» YOUR ASSIGNMENT
Give the data again exactly as it appears, excluding any pictures.

» DATA FOR REVIEW
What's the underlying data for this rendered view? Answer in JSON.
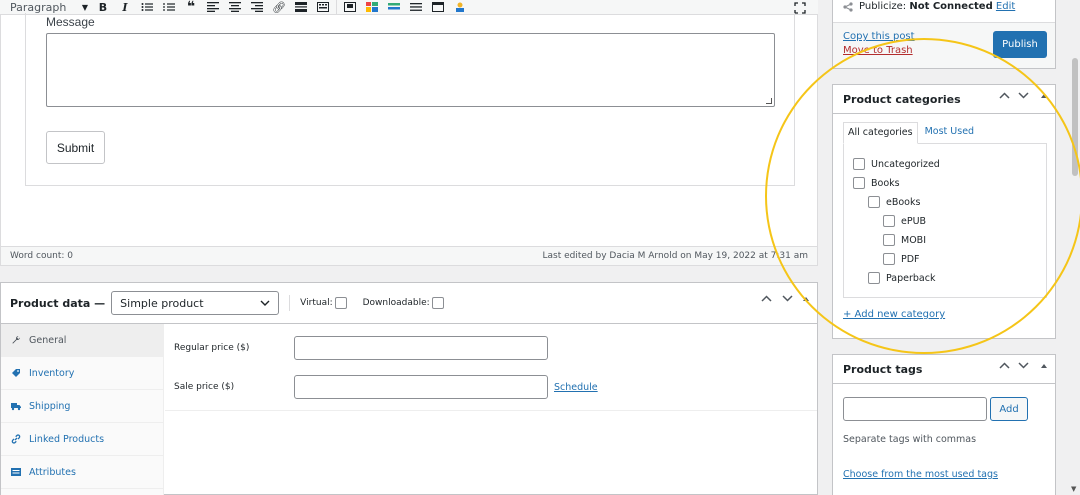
{
  "toolbar": {
    "format_value": "Paragraph",
    "buttons": [
      "B",
      "I"
    ]
  },
  "editor": {
    "message_label": "Message",
    "submit_label": "Submit"
  },
  "status": {
    "word_count": "Word count: 0",
    "last_edited": "Last edited by Dacia M Arnold on May 19, 2022 at 7:31 am"
  },
  "product_data": {
    "title": "Product data —",
    "type_value": "Simple product",
    "virtual_label": "Virtual:",
    "downloadable_label": "Downloadable:",
    "tabs": [
      {
        "label": "General",
        "icon": "wrench-icon"
      },
      {
        "label": "Inventory",
        "icon": "tag-icon"
      },
      {
        "label": "Shipping",
        "icon": "truck-icon"
      },
      {
        "label": "Linked Products",
        "icon": "link-icon"
      },
      {
        "label": "Attributes",
        "icon": "list-icon"
      }
    ],
    "regular_price_label": "Regular price ($)",
    "sale_price_label": "Sale price ($)",
    "schedule_label": "Schedule"
  },
  "publish": {
    "publicize_label": "Publicize:",
    "publicize_status": "Not Connected",
    "edit_label": "Edit",
    "copy_label": "Copy this post",
    "trash_label": "Move to Trash",
    "publish_label": "Publish"
  },
  "categories": {
    "title": "Product categories",
    "tab_all": "All categories",
    "tab_most_used": "Most Used",
    "items": [
      {
        "label": "Uncategorized",
        "level": 0
      },
      {
        "label": "Books",
        "level": 0
      },
      {
        "label": "eBooks",
        "level": 1
      },
      {
        "label": "ePUB",
        "level": 2
      },
      {
        "label": "MOBI",
        "level": 2
      },
      {
        "label": "PDF",
        "level": 2
      },
      {
        "label": "Paperback",
        "level": 1
      }
    ],
    "add_new": "+ Add new category"
  },
  "tags": {
    "title": "Product tags",
    "add_label": "Add",
    "hint": "Separate tags with commas",
    "choose": "Choose from the most used tags"
  },
  "colors": {
    "accent": "#2271b1",
    "highlight": "#f5c518",
    "danger": "#b32d2e"
  }
}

» SOLUTION FOR THIS PROBLEM
What's the underlying data for this rendered view? Answer in JSON.
{
  "toolbar": {
    "format_value": "Paragraph",
    "buttons": [
      "B",
      "I"
    ]
  },
  "editor": {
    "message_label": "Message",
    "submit_label": "Submit"
  },
  "status": {
    "word_count": "Word count: 0",
    "last_edited": "Last edited by Dacia M Arnold on May 19, 2022 at 7:31 am"
  },
  "product_data": {
    "title": "Product data —",
    "type_value": "Simple product",
    "virtual_label": "Virtual:",
    "downloadable_label": "Downloadable:",
    "tabs": [
      {
        "label": "General",
        "icon": "wrench-icon"
      },
      {
        "label": "Inventory",
        "icon": "tag-icon"
      },
      {
        "label": "Shipping",
        "icon": "truck-icon"
      },
      {
        "label": "Linked Products",
        "icon": "link-icon"
      },
      {
        "label": "Attributes",
        "icon": "list-icon"
      }
    ],
    "regular_price_label": "Regular price ($)",
    "sale_price_label": "Sale price ($)",
    "schedule_label": "Schedule"
  },
  "publish": {
    "publicize_label": "Publicize:",
    "publicize_status": "Not Connected",
    "edit_label": "Edit",
    "copy_label": "Copy this post",
    "trash_label": "Move to Trash",
    "publish_label": "Publish"
  },
  "categories": {
    "title": "Product categories",
    "tab_all": "All categories",
    "tab_most_used": "Most Used",
    "items": [
      {
        "label": "Uncategorized",
        "level": 0
      },
      {
        "label": "Books",
        "level": 0
      },
      {
        "label": "eBooks",
        "level": 1
      },
      {
        "label": "ePUB",
        "level": 2
      },
      {
        "label": "MOBI",
        "level": 2
      },
      {
        "label": "PDF",
        "level": 2
      },
      {
        "label": "Paperback",
        "level": 1
      }
    ],
    "add_new": "+ Add new category"
  },
  "tags": {
    "title": "Product tags",
    "add_label": "Add",
    "hint": "Separate tags with commas",
    "choose": "Choose from the most used tags"
  },
  "colors": {
    "accent": "#2271b1",
    "highlight": "#f5c518",
    "danger": "#b32d2e"
  }
}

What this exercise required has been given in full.